known it and demonstrate to the world at large the
power of the United States.
The land war
started on March 21, 2003. It was an ominous
harbinger that the first American casualty fell to
an Iraqi civilian firing from the back of a
speeding pickup truck.
planned for a technowar in which small numbers of
US troops armed with advanced weaponry would lay
to waste the massed charges of Saddam's tank
regiments. It was not to be. The Iraqi Army was
nowhere in sight.
Conversely, a motley
throng of thousands of Iraqis in civilian garb
armed with assault weapons and rocket launchers
started to harass the American columns. Faulty
intelligence, inadequate equipment, exposed lines
of communications and, above all, lack of numbers
bedeviled the American divisions as they converged
on Baghdad, leaving large swaths of the country
When the city fell, and with
it the governing structure of the country,
Powell's prediction came true. Iraq was "broke"
and the Bush administration "owned it".
Tragically, it did not know what to do with it.
Planning for the war took 18 months;
planning for post-war reconstruction started two
months before the invasion. It showed.
resulting tale of mismanagement, missed
opportunities and misjudgment that the authors
depict is surreal. Shortly after the fall of
Baghdad, a group of senior Iraqi Army officers,
calling themselves the "independent military
gathering" approached the Americans with an offer
They were turned down, in
line with the policy to disband the army of
then-administrator of the Coalition Provisional
Authority in Iraq, L Paul Bremer. The wholesale
banning of the Ba'ath Party was another of the
sweeping decisions taken by Bremer, with
Washington's support, which overnight
disfranchised a large segment of Iraq's society.
Not surprisingly, Chalabi, who wanted to
make room for his supporters, encouraged the move.
Ultimately Iraq was a nation of bureaucrats, most
of whom were ready to switch their loyalties to
the highest bidder. "The regime", one Iraqi said,
"was for sale and the Americans could have bought
it all, including the army, the Ba'ath Party and
most of the intelligence services".
authors in their concluding observations profess
to believe that "the future of Iraq still hangs in
the balance". It is a contention that they
undermine, given that all the evidence they
provide points to the contrary.
the case can be made that everything that went
wrong, from the decision to send too few troops to
Bremer's calamitous administration, was
preordained, and that any remedial action at this
stage will amount to too little, too late.
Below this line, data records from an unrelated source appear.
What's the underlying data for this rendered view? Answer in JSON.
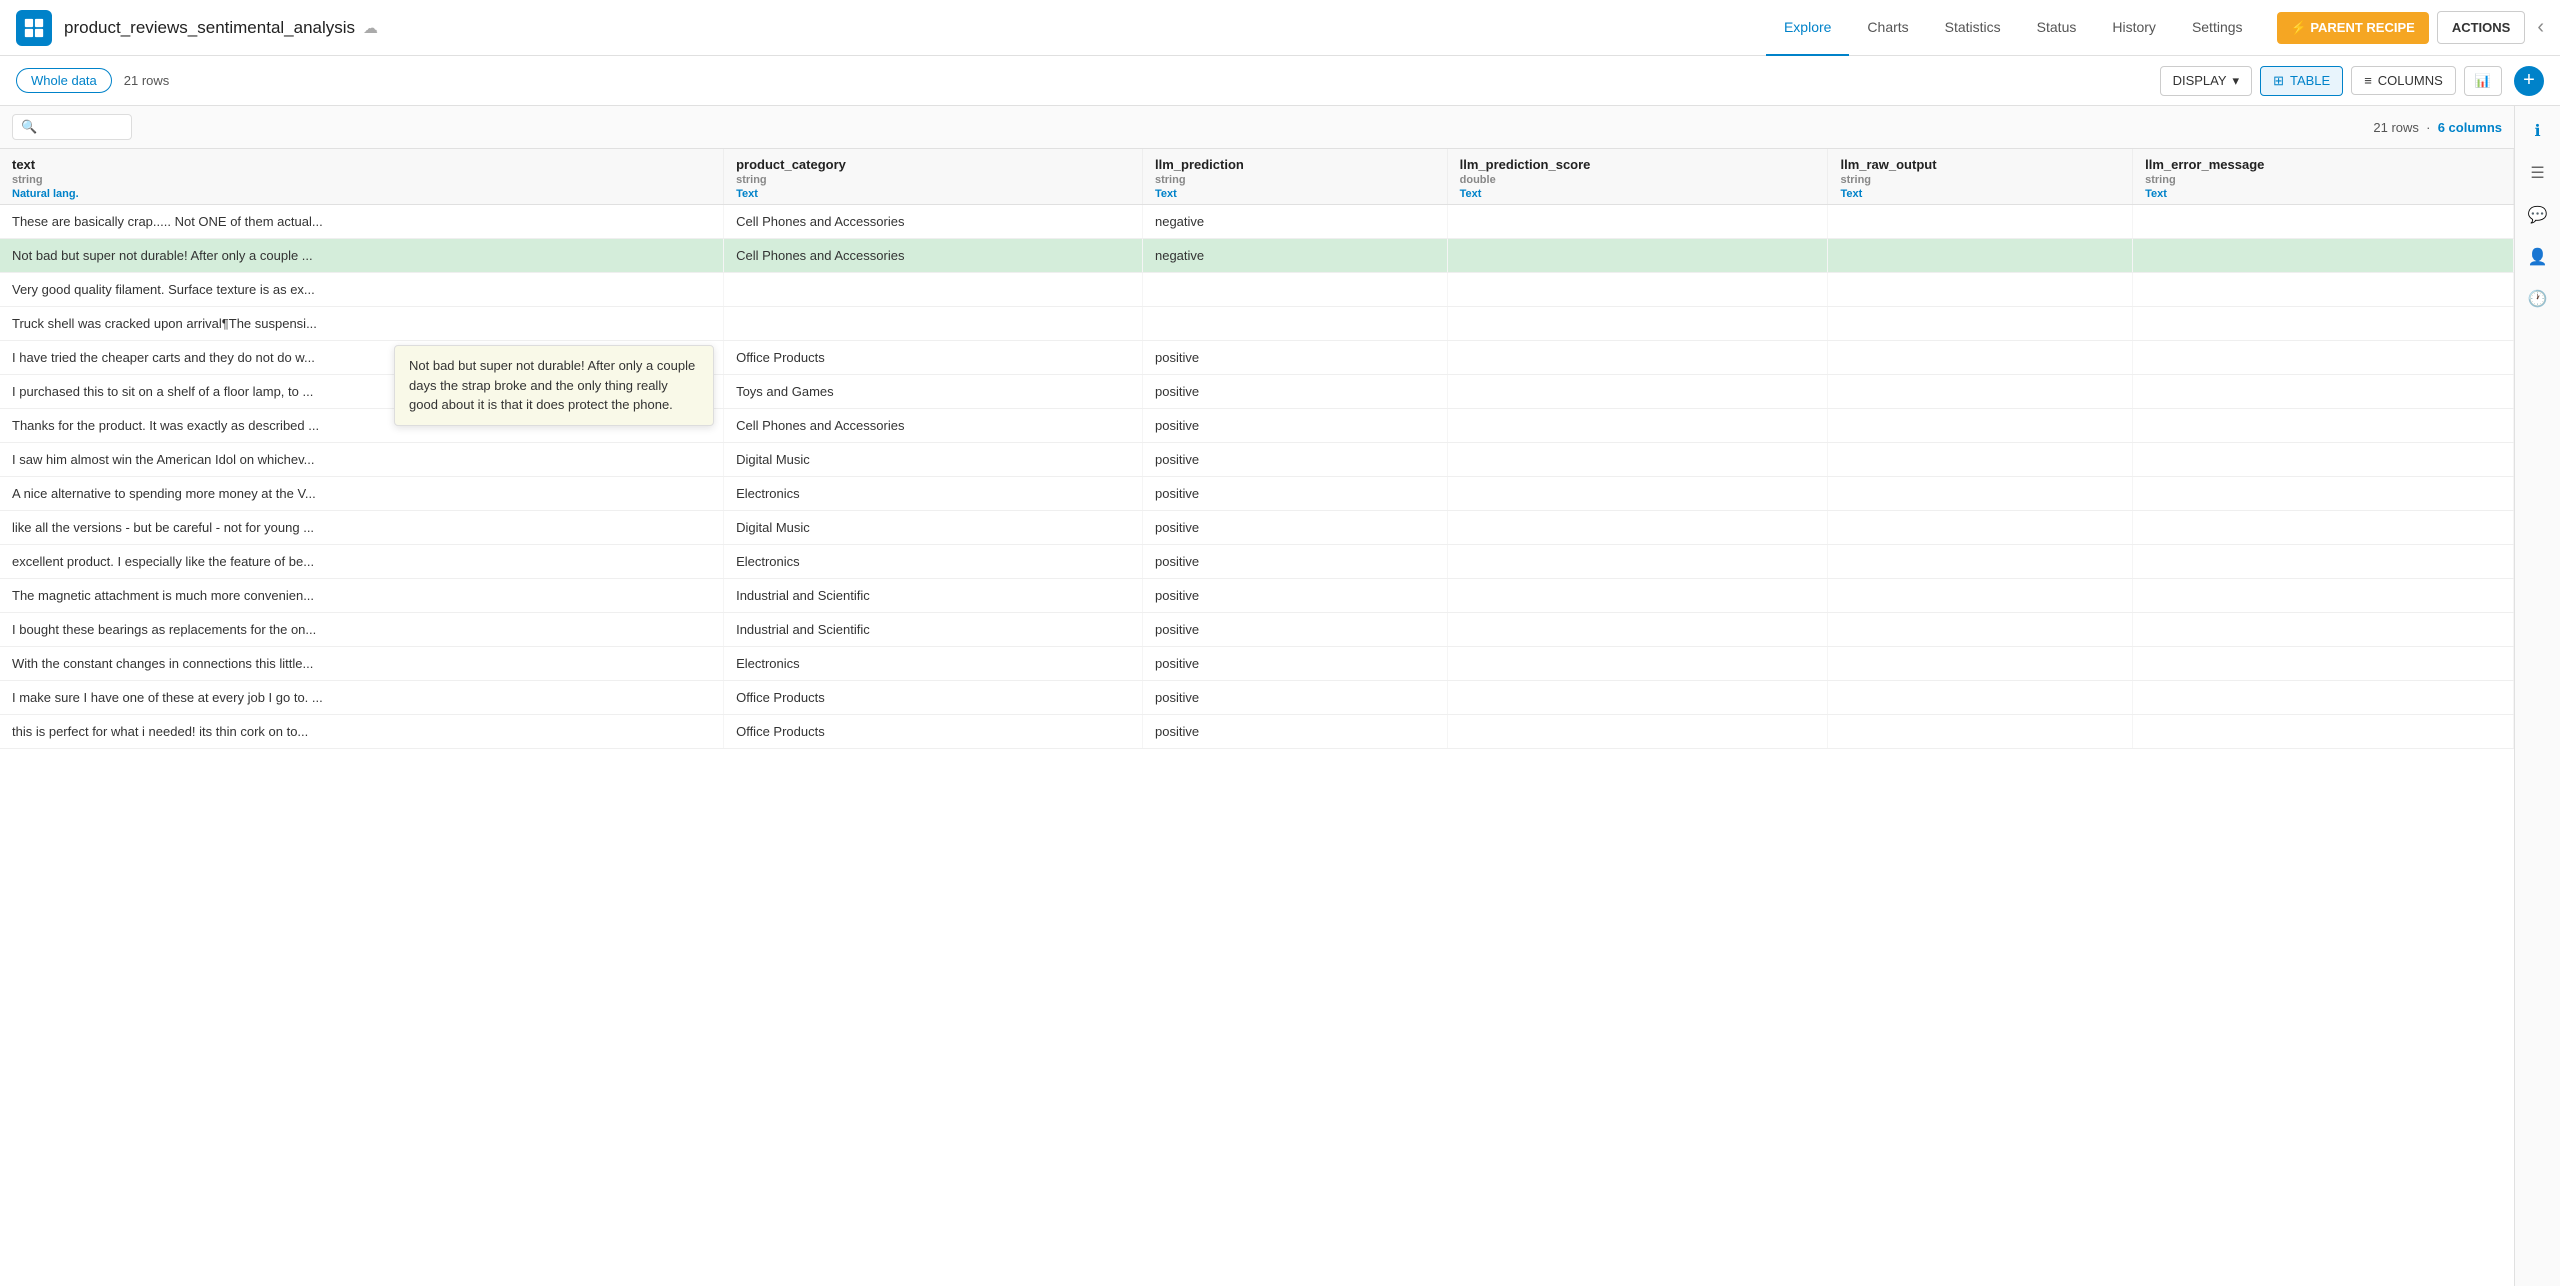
{
  "app": {
    "title": "product_reviews_sentimental_analysis",
    "logo_icon": "grid-icon"
  },
  "nav": {
    "tabs": [
      {
        "label": "Explore",
        "active": true
      },
      {
        "label": "Charts",
        "active": false
      },
      {
        "label": "Statistics",
        "active": false
      },
      {
        "label": "Status",
        "active": false
      },
      {
        "label": "History",
        "active": false
      },
      {
        "label": "Settings",
        "active": false
      }
    ],
    "parent_recipe_btn": "⚡ PARENT RECIPE",
    "actions_btn": "ACTIONS"
  },
  "subtoolbar": {
    "whole_data": "Whole data",
    "rows_label": "21 rows",
    "display_btn": "DISPLAY",
    "table_btn": "TABLE",
    "columns_btn": "COLUMNS"
  },
  "search": {
    "placeholder": "",
    "rows_info": "21 rows",
    "cols_info": "6 columns"
  },
  "columns": [
    {
      "name": "text",
      "type": "string",
      "subtype": "Natural lang.",
      "link_text": "Natural lang."
    },
    {
      "name": "product_category",
      "type": "string",
      "subtype": "",
      "link_text": "Text"
    },
    {
      "name": "llm_prediction",
      "type": "string",
      "subtype": "",
      "link_text": "Text"
    },
    {
      "name": "llm_prediction_score",
      "type": "double",
      "subtype": "",
      "link_text": "Text"
    },
    {
      "name": "llm_raw_output",
      "type": "string",
      "subtype": "",
      "link_text": "Text"
    },
    {
      "name": "llm_error_message",
      "type": "string",
      "subtype": "",
      "link_text": "Text"
    }
  ],
  "rows": [
    {
      "text": "These are basically crap..... Not ONE of them actual...",
      "product_category": "Cell Phones and Accessories",
      "llm_prediction": "negative",
      "llm_prediction_score": "",
      "llm_raw_output": "",
      "llm_error_message": "",
      "highlighted": false
    },
    {
      "text": "Not bad but super not durable! After only a couple ...",
      "product_category": "Cell Phones and Accessories",
      "llm_prediction": "negative",
      "llm_prediction_score": "",
      "llm_raw_output": "",
      "llm_error_message": "",
      "highlighted": true
    },
    {
      "text": "Very good quality filament. Surface texture is as ex...",
      "product_category": "",
      "llm_prediction": "",
      "llm_prediction_score": "",
      "llm_raw_output": "",
      "llm_error_message": ""
    },
    {
      "text": "Truck shell was cracked upon arrival¶The suspensi...",
      "product_category": "",
      "llm_prediction": "",
      "llm_prediction_score": "",
      "llm_raw_output": "",
      "llm_error_message": ""
    },
    {
      "text": "I have tried the cheaper carts and they do not do w...",
      "product_category": "Office Products",
      "llm_prediction": "positive",
      "llm_prediction_score": "",
      "llm_raw_output": "",
      "llm_error_message": ""
    },
    {
      "text": "I purchased this to sit on a shelf of a floor lamp, to ...",
      "product_category": "Toys and Games",
      "llm_prediction": "positive",
      "llm_prediction_score": "",
      "llm_raw_output": "",
      "llm_error_message": ""
    },
    {
      "text": "Thanks for the product. It was exactly as described ...",
      "product_category": "Cell Phones and Accessories",
      "llm_prediction": "positive",
      "llm_prediction_score": "",
      "llm_raw_output": "",
      "llm_error_message": ""
    },
    {
      "text": "I saw him almost win the American Idol on whichev...",
      "product_category": "Digital Music",
      "llm_prediction": "positive",
      "llm_prediction_score": "",
      "llm_raw_output": "",
      "llm_error_message": ""
    },
    {
      "text": "A nice alternative to spending more money at the V...",
      "product_category": "Electronics",
      "llm_prediction": "positive",
      "llm_prediction_score": "",
      "llm_raw_output": "",
      "llm_error_message": ""
    },
    {
      "text": "like all the versions - but be careful - not for young ...",
      "product_category": "Digital Music",
      "llm_prediction": "positive",
      "llm_prediction_score": "",
      "llm_raw_output": "",
      "llm_error_message": ""
    },
    {
      "text": "excellent product.  I especially like the feature of be...",
      "product_category": "Electronics",
      "llm_prediction": "positive",
      "llm_prediction_score": "",
      "llm_raw_output": "",
      "llm_error_message": ""
    },
    {
      "text": "The magnetic attachment is much more convenien...",
      "product_category": "Industrial and Scientific",
      "llm_prediction": "positive",
      "llm_prediction_score": "",
      "llm_raw_output": "",
      "llm_error_message": ""
    },
    {
      "text": "I bought these bearings as replacements for the on...",
      "product_category": "Industrial and Scientific",
      "llm_prediction": "positive",
      "llm_prediction_score": "",
      "llm_raw_output": "",
      "llm_error_message": ""
    },
    {
      "text": "With the constant changes in connections this little...",
      "product_category": "Electronics",
      "llm_prediction": "positive",
      "llm_prediction_score": "",
      "llm_raw_output": "",
      "llm_error_message": ""
    },
    {
      "text": "I make sure I have one of these at every job I go to. ...",
      "product_category": "Office Products",
      "llm_prediction": "positive",
      "llm_prediction_score": "",
      "llm_raw_output": "",
      "llm_error_message": ""
    },
    {
      "text": "this is perfect for what i needed! its thin cork on to...",
      "product_category": "Office Products",
      "llm_prediction": "positive",
      "llm_prediction_score": "",
      "llm_raw_output": "",
      "llm_error_message": ""
    }
  ],
  "tooltip": {
    "text": "Not bad but super not durable! After only a couple days the strap broke and the only thing really good about it is that it does protect the phone."
  },
  "right_sidebar_icons": [
    {
      "name": "info-icon",
      "symbol": "ℹ"
    },
    {
      "name": "menu-icon",
      "symbol": "☰"
    },
    {
      "name": "chat-icon",
      "symbol": "💬"
    },
    {
      "name": "user-icon",
      "symbol": "👤"
    },
    {
      "name": "clock-icon",
      "symbol": "🕐"
    }
  ]
}
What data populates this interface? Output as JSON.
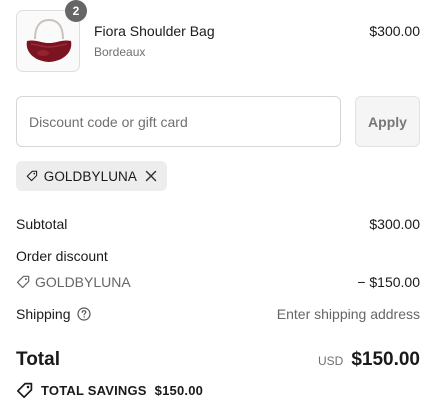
{
  "product": {
    "quantity": "2",
    "name": "Fiora Shoulder Bag",
    "variant": "Bordeaux",
    "price": "$300.00",
    "image_icon": "bag-product-image"
  },
  "discount": {
    "placeholder": "Discount code or gift card",
    "apply_label": "Apply",
    "applied_code": "GOLDBYLUNA"
  },
  "summary": {
    "subtotal_label": "Subtotal",
    "subtotal_value": "$300.00",
    "order_discount_label": "Order discount",
    "discount_code": "GOLDBYLUNA",
    "discount_value": "− $150.00",
    "shipping_label": "Shipping",
    "shipping_value": "Enter shipping address",
    "total_label": "Total",
    "currency": "USD",
    "total_value": "$150.00",
    "savings_label": "TOTAL SAVINGS",
    "savings_value": "$150.00"
  },
  "colors": {
    "badge": "#666666",
    "apply_bg": "#f5f5f5",
    "chip_bg": "#ededed",
    "bag": "#7a1420"
  }
}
The
same applies to the dearth of understanding, not
to mention the crass ignorance that prevailed
within the upper echelons of the Bush
administration, of what Iraq stood for.
country has the intellectual resources currently
available to the US, be it from academia, the
media, the armed forces or the intelligence
services. Iraq was not an enigma, and from the
disrepair of the electrical grid to the fragility
of the society the expertise was available. Why it
was not harnessed and put to use is a question
that the authors don't address, though the answer
emerges from their narrative by default.
Invading Iraq was not an exercise in
realpolitik, but an act of faith. Iraq was to be a
ward of the US, its people forever grateful for
having been delivered from evil. Democracy would
flourish on the banks of the Euphrates River, and
with it the benefits of peace and free enterprise
would descend on the Middle East.
It was a
dream, unrelated to any reality and betrothed to
ideology. None of the authors of the dream, be
they Bush, Rumsfeld or Cheney, were the sort of
men who actively sought a diversity of opinions.
They were ideologues who were not ready to let
fact interfere with their beliefs.
Ultimately, Cobra II, the code name for
the invasion of Iraq, stood for ideology
unmanaged. It came undone because when reality
meets ideology, reality always wins.
Cobra II: The inside story of the
invasion and occupation of Iraq. Pantheon,
March 14, 2006. ISBN: 0375422625. Price US$27.95,
hardcover 640 pages.